Living Downstream: Nov.10 Film Screening @ York

The National Network on Environments and Women’s Health invites you to a public screening of the film, “Living Downstream”, taking place on the campus of York University on Wednesday, November 10 at 4:15 pm.  Location: York University Keele Campus Rm T1009, TEL Building, main floor (map – you want building 39)

The film, by Chanda Chevannes, is a production of Toronto-based People’s Picture Company Inc. and is based on the acclaimed book of the same name by ecologist and cancer survivor Sandra Steingraber. The documentary follows Sandra during one pivotal year as she travels across North America, working to break the silence about cancer and its environmental links. You can watch a trailer for the film at: http://www.livingdownstream.com/trailer.php

Following the film we will have a panel discussion touching on some of the issues raised in the film and inviting audience feedback.

Moderator:
Prof. Sonia Lawrence, Director, Institute for Feminist Legal Studies/Osgoode Hall Law School, York University
Panelists:
Ellen Sweeney, Faculty of Environmental Studies, York University
Anna Tilman, International Institute of Concern for Public Health

Pdf posters for distribution here: living_downstream B&W living_downstream colour

Anne Rochon Ford (author of  The Push to Prescribe) and my Osgoode colleague Dayna N. Scott are the Co-Directors of the National Network on Environments and Women’s Health at York University.

2008 Critical Perspectives on Environment and Women’s Health Workshop Co sponsored by IFLS and National Network on Environments and Women's Health

Supported by the National Network on Environment and Women’s Health (NNEWH), a Center of Excellence located at York University, this interdisciplinary workshop sought to engage with contemporary ideas around environmental health and justice.

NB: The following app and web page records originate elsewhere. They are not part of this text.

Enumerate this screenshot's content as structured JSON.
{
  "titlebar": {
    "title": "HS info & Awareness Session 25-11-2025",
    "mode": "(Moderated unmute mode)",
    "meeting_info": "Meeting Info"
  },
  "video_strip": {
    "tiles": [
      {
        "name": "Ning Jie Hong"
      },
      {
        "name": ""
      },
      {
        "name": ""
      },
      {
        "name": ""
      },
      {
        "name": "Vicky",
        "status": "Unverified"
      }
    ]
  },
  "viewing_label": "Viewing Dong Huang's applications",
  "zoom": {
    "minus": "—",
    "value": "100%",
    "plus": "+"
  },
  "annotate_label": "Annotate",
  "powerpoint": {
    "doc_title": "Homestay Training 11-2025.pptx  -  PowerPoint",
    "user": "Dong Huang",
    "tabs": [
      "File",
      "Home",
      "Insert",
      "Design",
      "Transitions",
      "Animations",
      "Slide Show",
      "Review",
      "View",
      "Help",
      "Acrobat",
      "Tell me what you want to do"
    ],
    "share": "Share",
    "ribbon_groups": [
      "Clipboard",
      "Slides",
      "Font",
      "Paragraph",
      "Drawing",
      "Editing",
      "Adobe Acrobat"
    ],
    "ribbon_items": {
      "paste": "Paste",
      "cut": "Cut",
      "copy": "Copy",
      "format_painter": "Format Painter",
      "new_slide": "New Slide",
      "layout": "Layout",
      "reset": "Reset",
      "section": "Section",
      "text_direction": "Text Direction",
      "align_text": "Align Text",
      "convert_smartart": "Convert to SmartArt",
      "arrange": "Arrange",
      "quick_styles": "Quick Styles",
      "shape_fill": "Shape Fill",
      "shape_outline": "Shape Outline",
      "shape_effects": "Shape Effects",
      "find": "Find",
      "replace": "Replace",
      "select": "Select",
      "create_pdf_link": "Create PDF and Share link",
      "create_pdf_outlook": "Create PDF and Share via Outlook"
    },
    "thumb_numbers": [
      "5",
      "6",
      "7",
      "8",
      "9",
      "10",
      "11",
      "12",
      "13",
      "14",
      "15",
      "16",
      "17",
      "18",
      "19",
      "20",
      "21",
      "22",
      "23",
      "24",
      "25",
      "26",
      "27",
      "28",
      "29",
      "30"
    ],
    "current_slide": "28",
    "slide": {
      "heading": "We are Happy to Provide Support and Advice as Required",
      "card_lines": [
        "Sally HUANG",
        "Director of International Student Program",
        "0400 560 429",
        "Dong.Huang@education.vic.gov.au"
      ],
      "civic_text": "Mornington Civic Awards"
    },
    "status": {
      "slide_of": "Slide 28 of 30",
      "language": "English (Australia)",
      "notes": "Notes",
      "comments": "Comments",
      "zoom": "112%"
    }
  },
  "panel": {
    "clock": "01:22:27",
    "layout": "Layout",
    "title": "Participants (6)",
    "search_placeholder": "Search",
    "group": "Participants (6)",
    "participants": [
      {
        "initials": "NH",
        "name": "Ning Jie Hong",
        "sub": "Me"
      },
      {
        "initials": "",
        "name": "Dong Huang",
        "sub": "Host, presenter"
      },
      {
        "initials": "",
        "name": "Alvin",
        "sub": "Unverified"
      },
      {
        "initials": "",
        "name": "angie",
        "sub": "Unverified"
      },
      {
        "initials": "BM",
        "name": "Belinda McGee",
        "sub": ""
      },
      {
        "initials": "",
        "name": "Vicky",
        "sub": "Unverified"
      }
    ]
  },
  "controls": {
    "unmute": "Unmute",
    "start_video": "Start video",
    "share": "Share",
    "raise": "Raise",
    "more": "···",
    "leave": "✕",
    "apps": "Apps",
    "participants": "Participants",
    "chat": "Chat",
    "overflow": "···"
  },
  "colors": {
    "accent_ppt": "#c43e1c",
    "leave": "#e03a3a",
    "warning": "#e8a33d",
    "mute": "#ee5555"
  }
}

“As feminists, activists and scholars we are committed to a social determinants of health model, which allows for an analysis of the complex ways in which environments produce and reproduce the conditions that create disparities in health. We are interested in exploring and deconstructing conceptions of nature, motherhood, ecologies and health as articulated within mainstream environmental discourses.

“We are seeking to overcome the tendency towards fragmentation of social movements, and to foster environmental justice organizing that takes account of gender, sexuality, race, citizenship and dis/ability in a way that is inclusive and that meaningfully accounts for difference.

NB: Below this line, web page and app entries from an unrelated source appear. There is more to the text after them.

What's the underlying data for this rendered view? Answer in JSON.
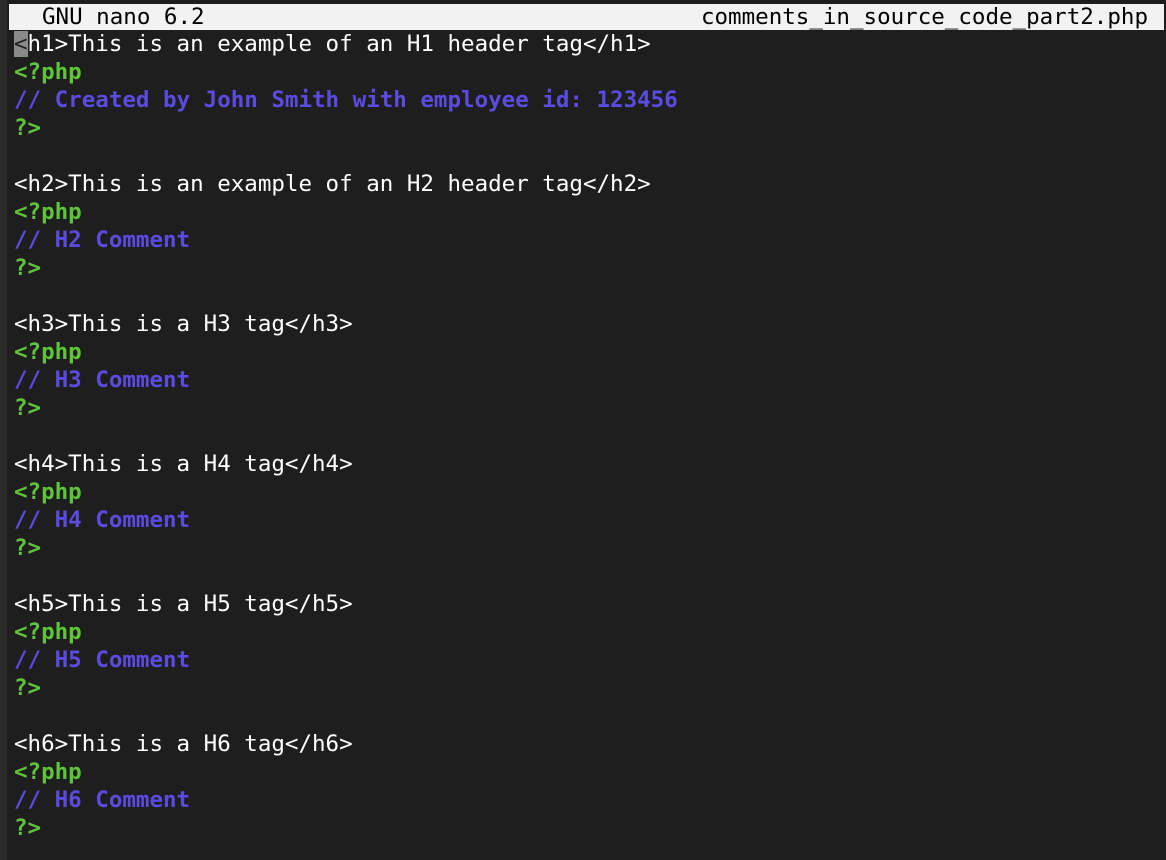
{
  "title_bar": {
    "app_name": "GNU nano 6.2",
    "file_name": "comments_in_source_code_part2.php"
  },
  "cursor_char": "<",
  "lines": [
    {
      "text": "h1>This is an example of an H1 header tag</h1>",
      "kind": "html",
      "cursor": true
    },
    {
      "text": "<?php",
      "kind": "php"
    },
    {
      "text": "// Created by John Smith with employee id: 123456",
      "kind": "comment"
    },
    {
      "text": "?>",
      "kind": "php"
    },
    {
      "text": "",
      "kind": "blank"
    },
    {
      "text": "<h2>This is an example of an H2 header tag</h2>",
      "kind": "html"
    },
    {
      "text": "<?php",
      "kind": "php"
    },
    {
      "text": "// H2 Comment",
      "kind": "comment"
    },
    {
      "text": "?>",
      "kind": "php"
    },
    {
      "text": "",
      "kind": "blank"
    },
    {
      "text": "<h3>This is a H3 tag</h3>",
      "kind": "html"
    },
    {
      "text": "<?php",
      "kind": "php"
    },
    {
      "text": "// H3 Comment",
      "kind": "comment"
    },
    {
      "text": "?>",
      "kind": "php"
    },
    {
      "text": "",
      "kind": "blank"
    },
    {
      "text": "<h4>This is a H4 tag</h4>",
      "kind": "html"
    },
    {
      "text": "<?php",
      "kind": "php"
    },
    {
      "text": "// H4 Comment",
      "kind": "comment"
    },
    {
      "text": "?>",
      "kind": "php"
    },
    {
      "text": "",
      "kind": "blank"
    },
    {
      "text": "<h5>This is a H5 tag</h5>",
      "kind": "html"
    },
    {
      "text": "<?php",
      "kind": "php"
    },
    {
      "text": "// H5 Comment",
      "kind": "comment"
    },
    {
      "text": "?>",
      "kind": "php"
    },
    {
      "text": "",
      "kind": "blank"
    },
    {
      "text": "<h6>This is a H6 tag</h6>",
      "kind": "html"
    },
    {
      "text": "<?php",
      "kind": "php"
    },
    {
      "text": "// H6 Comment",
      "kind": "comment"
    },
    {
      "text": "?>",
      "kind": "php"
    }
  ],
  "colors": {
    "background": "#1e1e1e",
    "title_bar": "#f2f2f2",
    "html_text": "#ffffff",
    "php_tag": "#5fc43a",
    "comment": "#5b4be0",
    "cursor": "#8a8a8a"
  }
}
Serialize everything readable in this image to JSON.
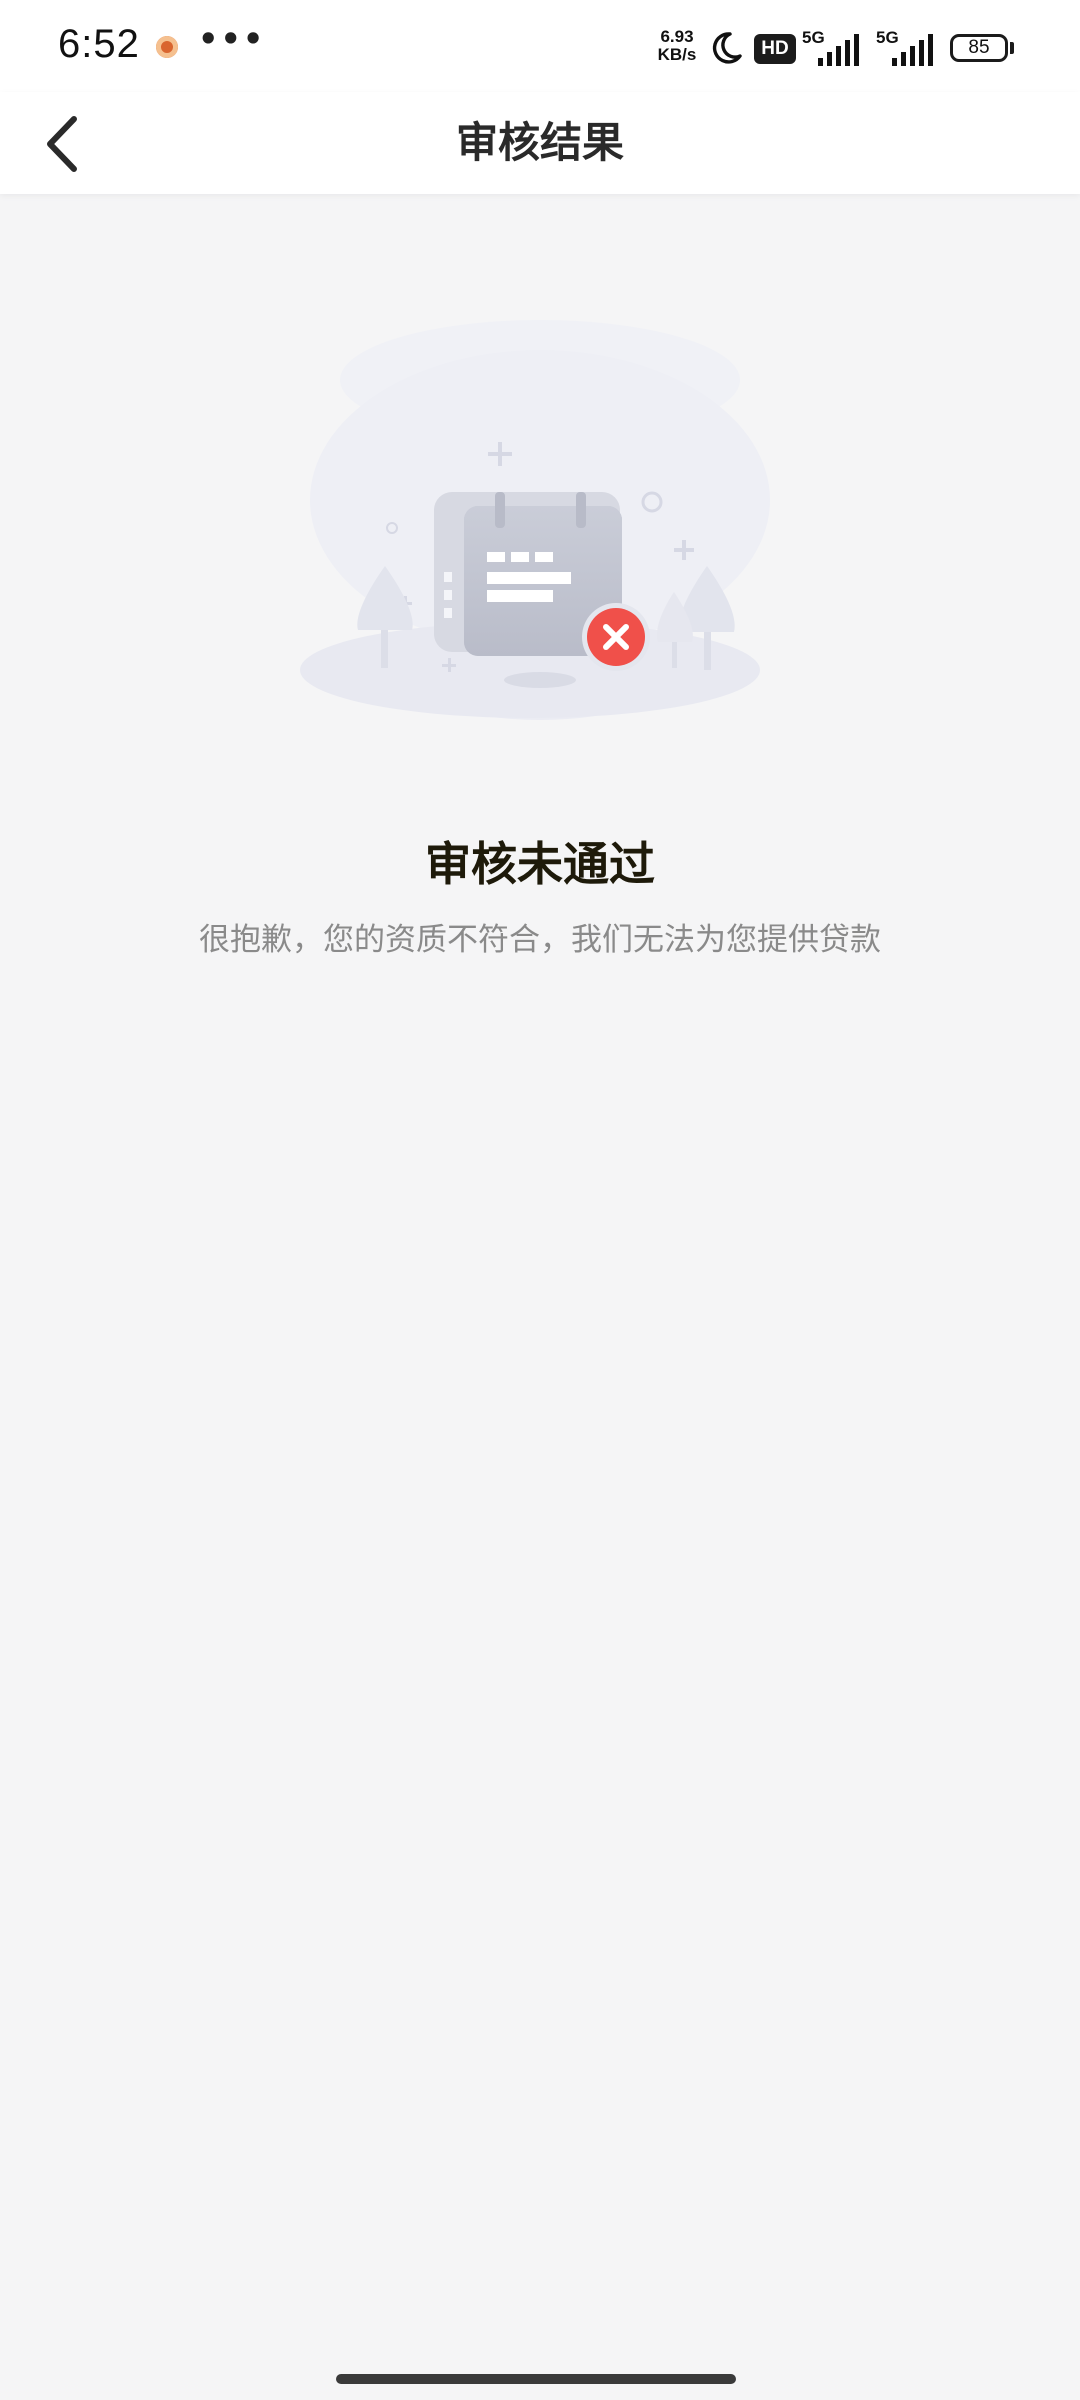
{
  "status_bar": {
    "time": "6:52",
    "dots": "•••",
    "net_speed_value": "6.93",
    "net_speed_unit": "KB/s",
    "hd_label": "HD",
    "sim1_label": "5G",
    "sim2_label": "5G",
    "battery_level": "85"
  },
  "nav": {
    "title": "审核结果"
  },
  "result": {
    "title": "审核未通过",
    "description": "很抱歉，您的资质不符合，我们无法为您提供贷款"
  },
  "colors": {
    "background": "#f5f5f6",
    "error_badge": "#f0504a",
    "title_text": "#1e1a0a",
    "description_text": "#8a8a8a"
  }
}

Participant List

ANNE BLOOM Associate Professor of Law at the University of the Pacific McGeorge School of Law

PASCALE FOURNIER Assistant Professor at the Faculty of Law at the University of Ottawa and an associate at the university’s Human Rights Research and Education Centre (HRREC)

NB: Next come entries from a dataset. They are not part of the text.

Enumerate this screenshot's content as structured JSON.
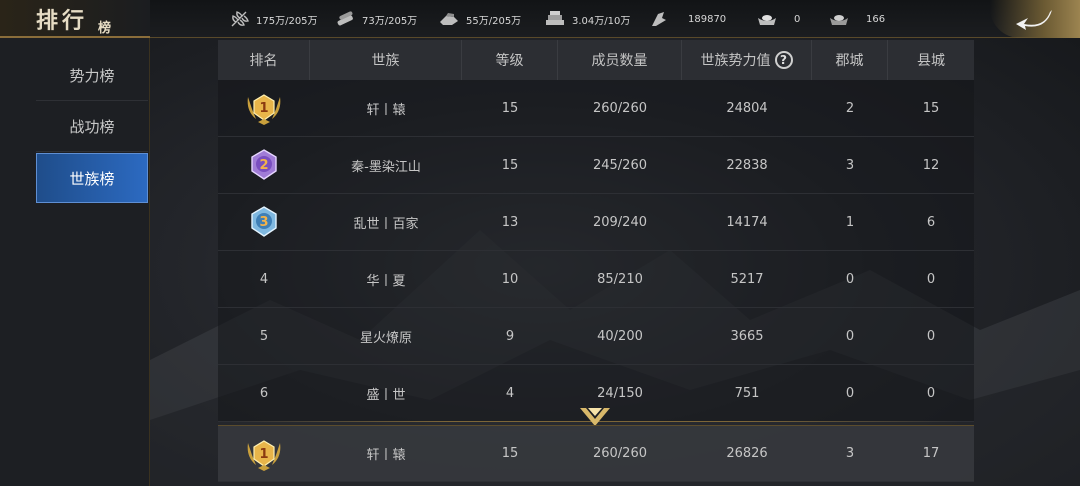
{
  "title": {
    "main": "排行",
    "sub": "榜"
  },
  "resources": [
    {
      "icon": "wheat-icon",
      "value": "175万/205万"
    },
    {
      "icon": "wood-icon",
      "value": "73万/205万"
    },
    {
      "icon": "iron-icon",
      "value": "55万/205万"
    },
    {
      "icon": "stone-icon",
      "value": "3.04万/10万"
    },
    {
      "icon": "order-icon",
      "value": "189870"
    },
    {
      "icon": "gold-ingot-icon",
      "value": "0"
    },
    {
      "icon": "silver-ingot-icon",
      "value": "166"
    }
  ],
  "sidebar": {
    "items": [
      {
        "label": "势力榜",
        "active": false
      },
      {
        "label": "战功榜",
        "active": false
      },
      {
        "label": "世族榜",
        "active": true
      }
    ]
  },
  "table": {
    "headers": [
      "排名",
      "世族",
      "等级",
      "成员数量",
      "世族势力值",
      "郡城",
      "县城"
    ],
    "rows": [
      {
        "rank": "1",
        "clan": "轩丨辕",
        "level": "15",
        "members": "260/260",
        "power": "24804",
        "commanderies": "2",
        "counties": "15"
      },
      {
        "rank": "2",
        "clan": "秦-墨染江山",
        "level": "15",
        "members": "245/260",
        "power": "22838",
        "commanderies": "3",
        "counties": "12"
      },
      {
        "rank": "3",
        "clan": "乱世丨百家",
        "level": "13",
        "members": "209/240",
        "power": "14174",
        "commanderies": "1",
        "counties": "6"
      },
      {
        "rank": "4",
        "clan": "华丨夏",
        "level": "10",
        "members": "85/210",
        "power": "5217",
        "commanderies": "0",
        "counties": "0"
      },
      {
        "rank": "5",
        "clan": "星火燎原",
        "level": "9",
        "members": "40/200",
        "power": "3665",
        "commanderies": "0",
        "counties": "0"
      },
      {
        "rank": "6",
        "clan": "盛丨世",
        "level": "4",
        "members": "24/150",
        "power": "751",
        "commanderies": "0",
        "counties": "0"
      }
    ],
    "my_row": {
      "rank": "1",
      "clan": "轩丨辕",
      "level": "15",
      "members": "260/260",
      "power": "26826",
      "commanderies": "3",
      "counties": "17"
    }
  },
  "colors": {
    "gold_medal": "#e8b54a",
    "silver_medal": "#a07cd6",
    "bronze_medal": "#7fb8e0",
    "active_tab": "#2c6ac1",
    "gold_accent": "#8a6d3a"
  }
}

LOCHLANN JAIN

Assistant Professor of Cultural and Social Anthropology at Stanford University.

ARYN MARTIN Assistant Professor at the Department of Sociology and Program in Science & Technology Studies at York University.

STU MARVEL (Osgoode PhD candidate)

ROXANNE MYKITIUK Associate Professor of Law at Osgoode Hall Law School, York University

DAYNA NADINE SCOTT Assistant Professor Osgoode Hall, cross-appointed with the Faculty of Environmental Studies

RACHEL STEIN professor of English and director of Women’s and Multicultural Studies at Siena College in New York.

NOËL STURGEON Chair and Associate Professor of Women’s Studies and Graduate Faculty in American Studies at Washington State University

CHERYL TEELUCKSINGH Assistant Professor, Department of Sociology at Ryerson University

This workshop inspired an article recently published by Prof. Dayna Scott (Osgoode) a co director of the NNEWH

Gender Benders: Sex and Law in the constitution of polluted bodies.  Feminist Legal Studies (2009) 17: 241

Springerlink to article (requires authorized access)